CAIRO: The tomb of Amenhotep-Huy, who served as Egypt’s viceroy and vizier during the reign of Pharaoh Amenhotep III (1391 B.C.–1353 B.C.) will be opened to the public Dec. 20 for the first time since it was excavated, according to Abdel-Hakim Karar, director of the Upper Egypt Antiquities Department, Friday.
Discovered in 1978, the tomb of Amenhotep-Huy is located at Qurnet Marei, part of the Theban Necropolis on Luxor’s west bank, said Karar, adding that multi-national team of archaeologists led by the Institute for the Study of Ancient Egypt in Madrid has been studying and renovating the architectural elements of the tomb since 2009.
“Amenhotep-Huy, originally from Nubia, was married to Ta-Em-Wadjsy, chief of the harem of Amun-Ra and of the Harem of Tutankhamun. Although the tomb belonged to a nobleman that was modest if not poor, its daily-life scenes featured a wealth of materials, including elaborate funerary furniture and objects along with a stone sarcophagus to house the deceased’s mummy,” archaeologist Sherif el-Sabban told The Cairo Post Saturday.
“The tombs at Qurnet Marei, located near Deir al-Bahri, belong to 18th-dynasty nobles, and 25th- and 26th-dynasty nobles under the Nubian Pharaohs. The whole area has been under excavation since 1970s, but of the many tombs here only some are open to the public, including the tombs of Kheruef, Mnto-phaat and of Pabasa who were high officials,” said Sabban.

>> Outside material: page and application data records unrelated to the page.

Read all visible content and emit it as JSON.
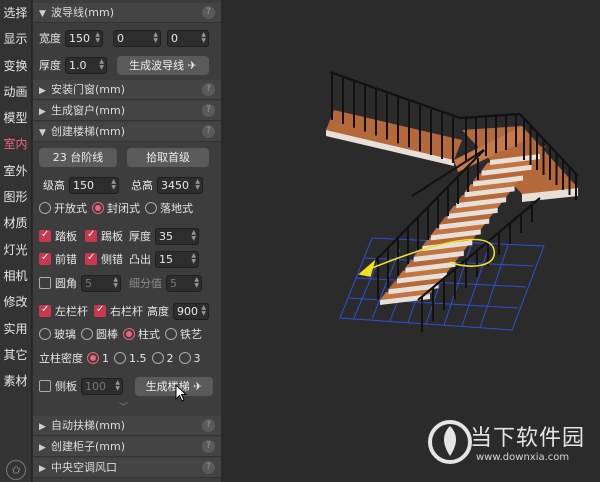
{
  "nav": [
    "选择",
    "显示",
    "变换",
    "动画",
    "模型",
    "室内",
    "室外",
    "图形",
    "材质",
    "灯光",
    "相机",
    "修改",
    "实用",
    "其它",
    "素材"
  ],
  "nav_active": "室内",
  "sections": {
    "waveline": "波导线(mm)",
    "doors": "安装门窗(mm)",
    "windows": "生成窗户(mm)",
    "stairs": "创建楼梯(mm)",
    "handrail": "自动扶梯(mm)",
    "cabinet": "创建柜子(mm)",
    "ac": "中央空调风口"
  },
  "waveline": {
    "width_label": "宽度",
    "width": "150",
    "v2": "0",
    "v3": "0",
    "thick_label": "厚度",
    "thick": "1.0",
    "gen_btn": "生成波导线"
  },
  "stairs": {
    "steps_btn": "23 台阶线",
    "pick_btn": "拾取首级",
    "step_h_label": "级高",
    "step_h": "150",
    "total_h_label": "总高",
    "total_h": "3450",
    "types": [
      "开放式",
      "封闭式",
      "落地式"
    ],
    "tread": "踏板",
    "riser": "踢板",
    "thick_label": "厚度",
    "thick": "35",
    "front_edge": "前错",
    "side_edge": "侧错",
    "protrude_label": "凸出",
    "protrude": "15",
    "round": "圆角",
    "round_val": "5",
    "subdiv_label": "细分值",
    "subdiv_val": "5",
    "left_rail": "左栏杆",
    "right_rail": "右栏杆",
    "height_label": "高度",
    "height": "900",
    "rail_types": [
      "玻璃",
      "圆棒",
      "柱式",
      "铁艺"
    ],
    "density_label": "立柱密度",
    "densities": [
      "1",
      "1.5",
      "2",
      "3"
    ],
    "side_board": "侧板",
    "side_board_val": "100",
    "gen_btn": "生成楼梯"
  },
  "watermark": {
    "text": "当下软件园",
    "url": "www.downxia.com"
  },
  "colors": {
    "accent": "#e9677a",
    "check": "#c8384f",
    "panel": "#3d3d3d",
    "header": "#444444",
    "viewport": "#2b2b2b",
    "tread": "#b5683a"
  }
}
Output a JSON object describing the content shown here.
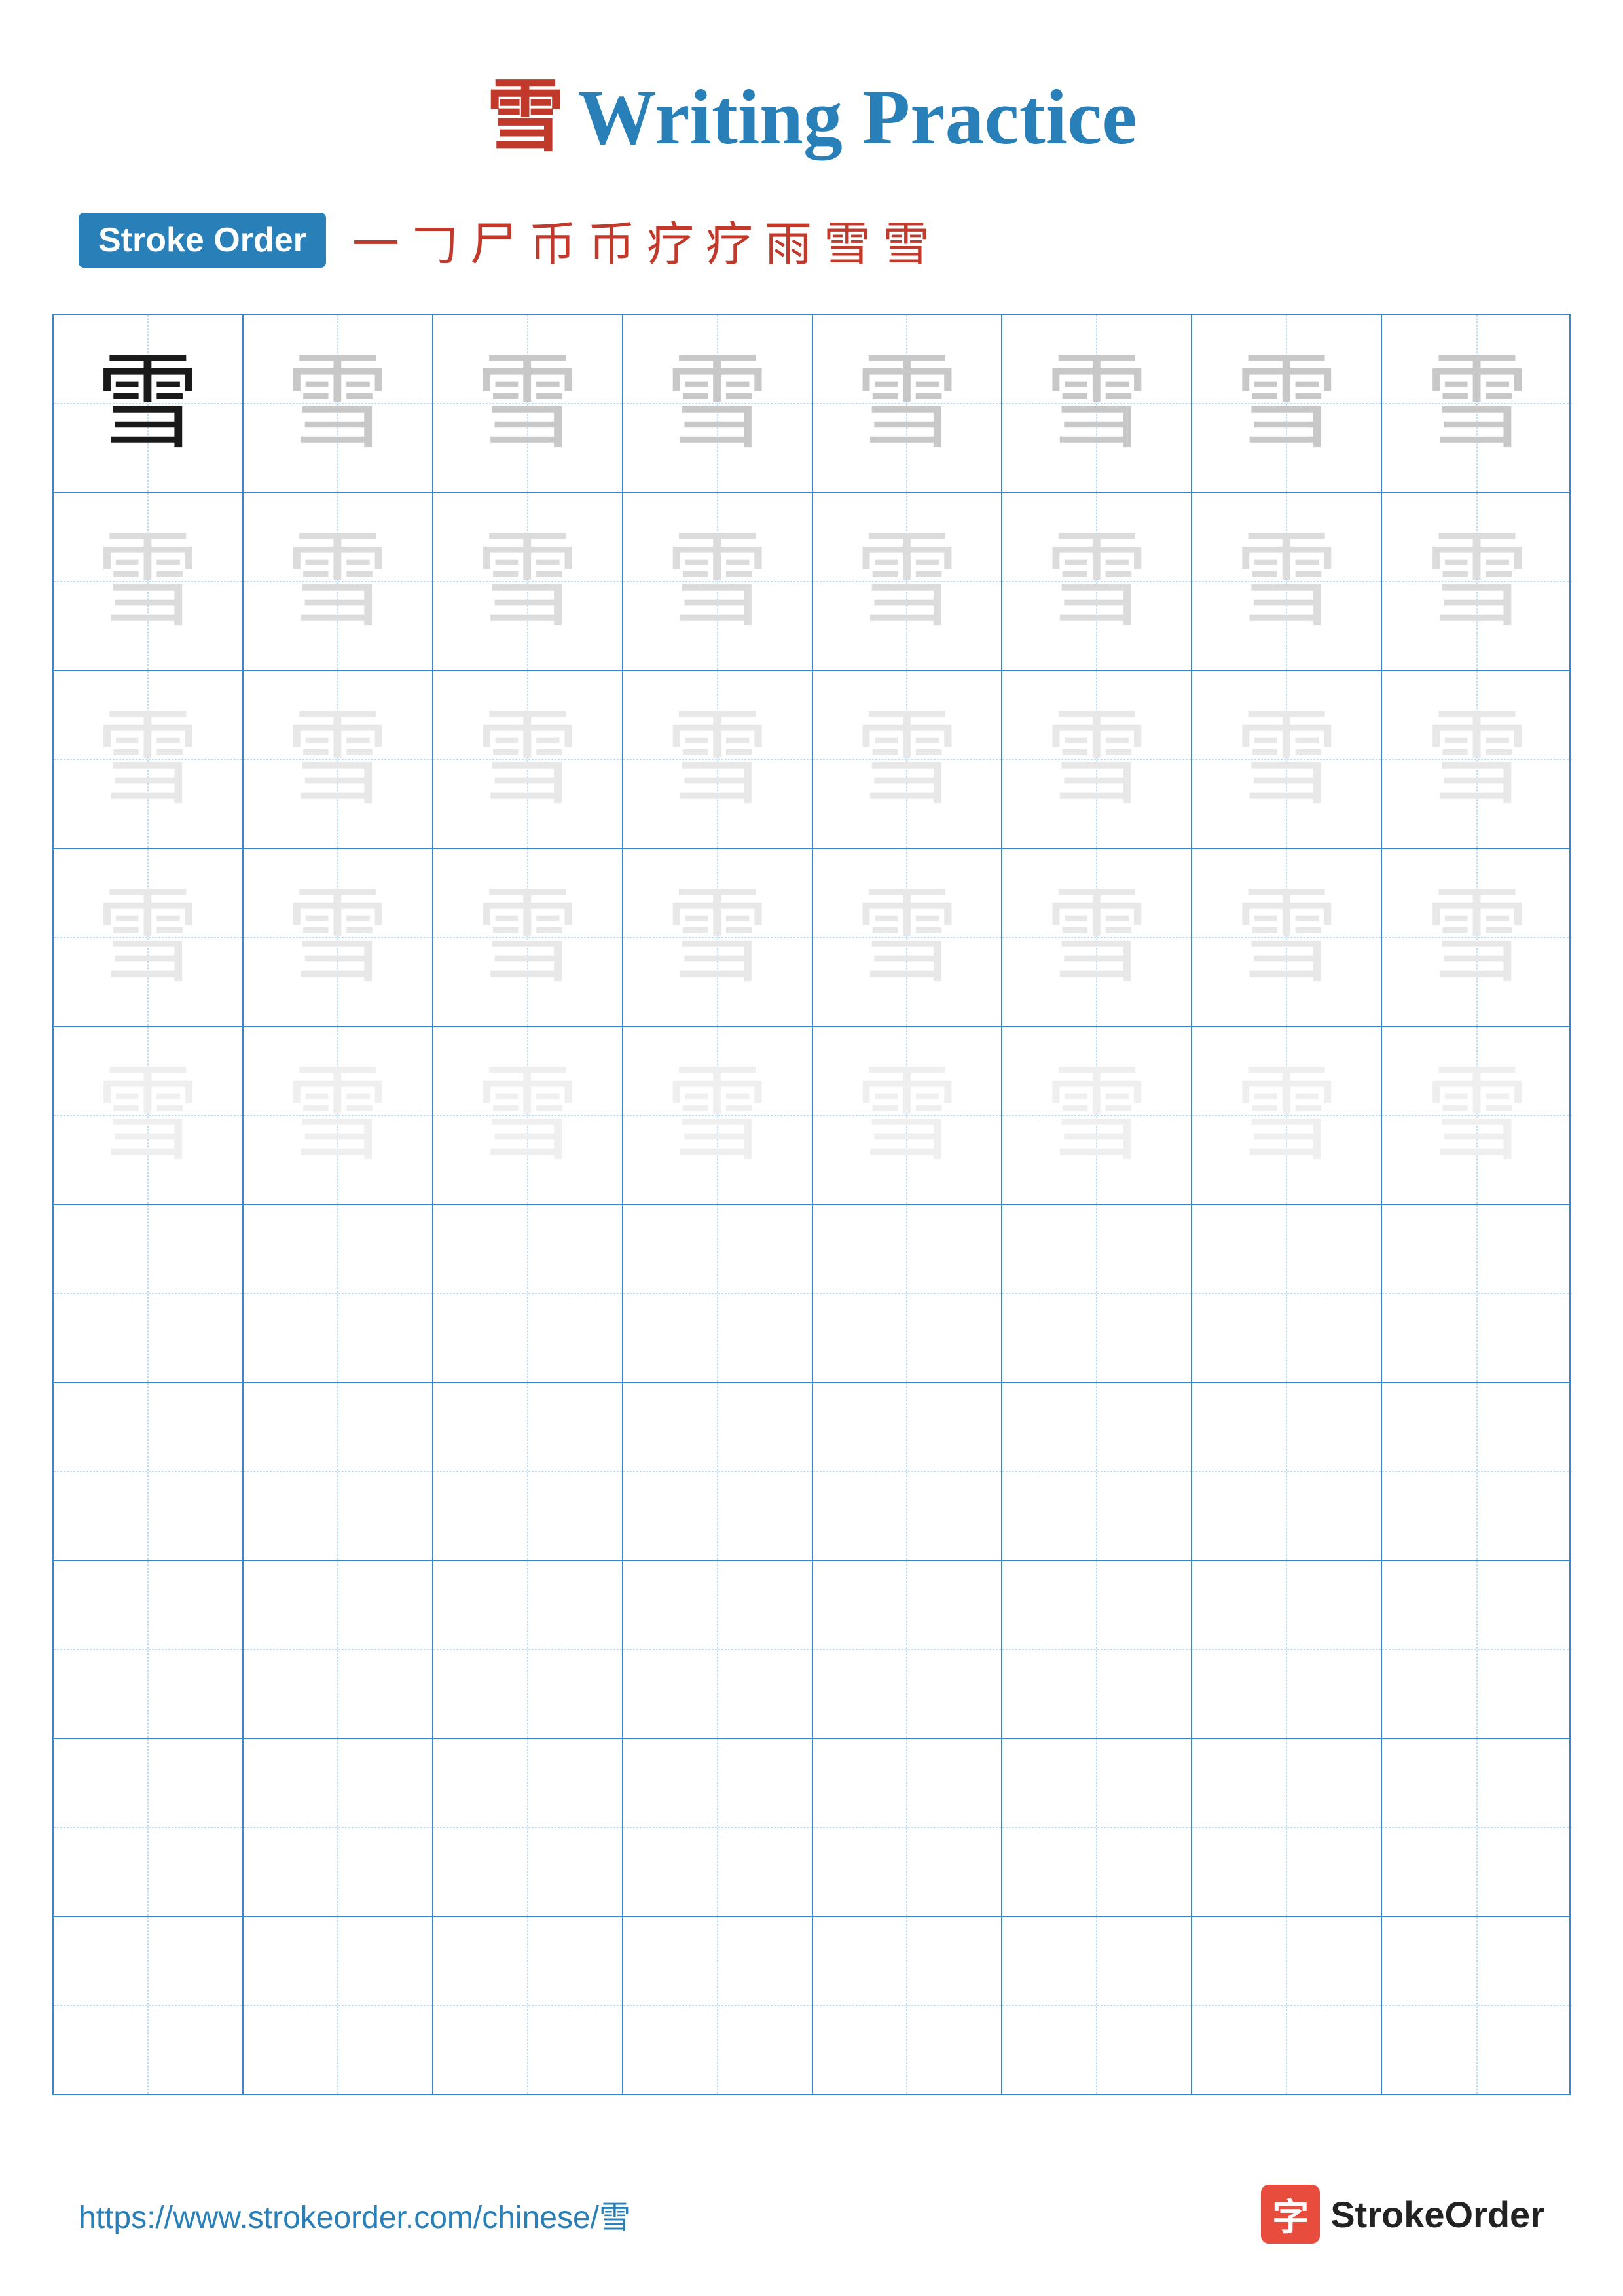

Most of the scenes at Amenhotep-Huy’s tomb represent the vizier’s daily life activities of agriculture, hunting and fishing. It also features scenes of female musicians and dancers and shows Huy, among his family members, being greeted by high priests, according to Sabban.
The Theban Necropolis is an area of the west bank of the Nile, opposite Thebes (Modern Luxor) in Upper Egypt. According to Sabban, it was used for ritual burials for several Pharaohs, noblemen and high officials starting from the New Kingdom Period (1580 B.C.-1080 B.C.) and for over a millennium.